While I ran out of time to cover everything I had planned– I tend to be an over planner– I was able to discuss the bid ideas from my presentation.  I wanted the teachers to understand how I formulate my STEM units.  I use a recipe process I refer to as SNDP (Standards, Neuroscience, Differentiation, and Perseverance.)  I went through the value and importance of each aspect so that the teachers see what is needed to create an engaging and academically appropriate unit that incorporates all parts of the STEM acronym.  If I were to do this workshop session again, I would revamp a few things.  I would focus on the recipe process of creating STEM units and then get into the group project.  I would explain the focus of the project in more detail.  I would even list the standards used in creating the unit.  I might even find other standards that could be used with this activity.  I would then go through the process I use in the classroom with the students.  I would also allow for more debriefing and discussion.  Hopefully, this would bring focus to the session and offer the teachers more details on how to make the STEM approach come about more easily.

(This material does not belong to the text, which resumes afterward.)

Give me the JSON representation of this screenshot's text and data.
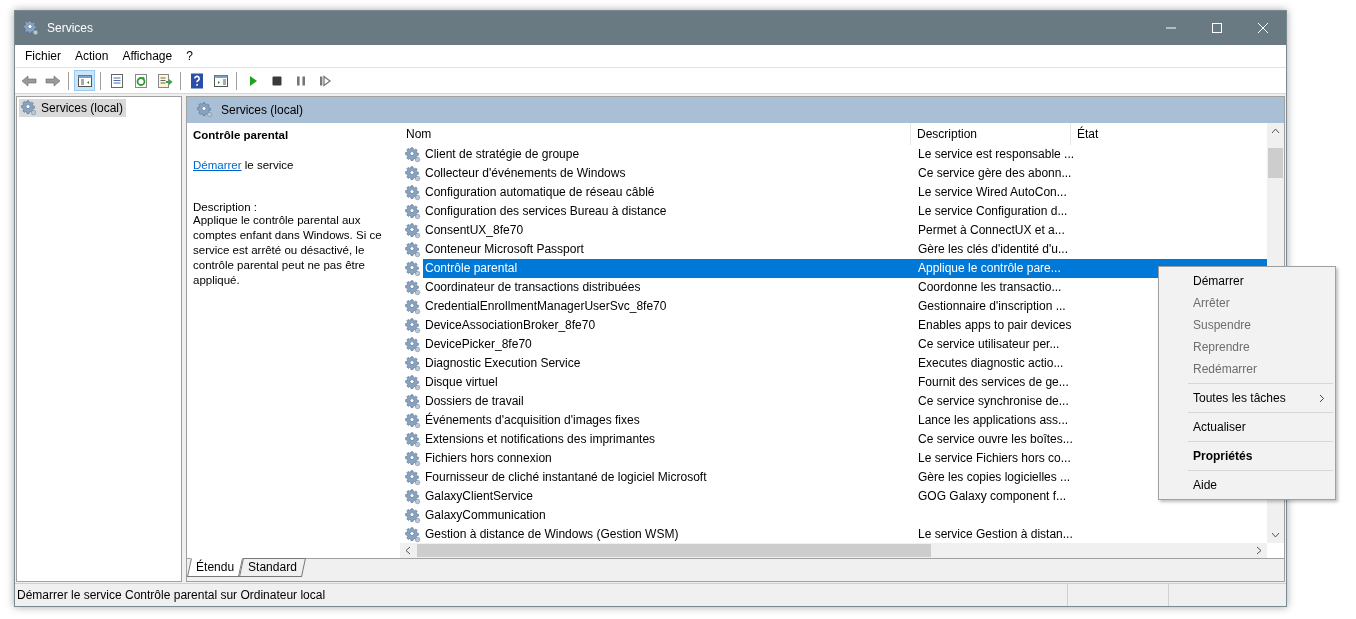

Although I’m not getting down on myself about Saturday’s presentation.  I thought it went well, but I also realize that failure is all part of the process.  I saw room for improvement and want to act on it.  Noone is perfect and I realize that growth comes from change and reflection.  Perhaps if I facilitate this workshop again, it will be more effective for the teachers in attendance.  My goal every time I present at a conference is to help other teachers try new things, take risks, and better engage their students.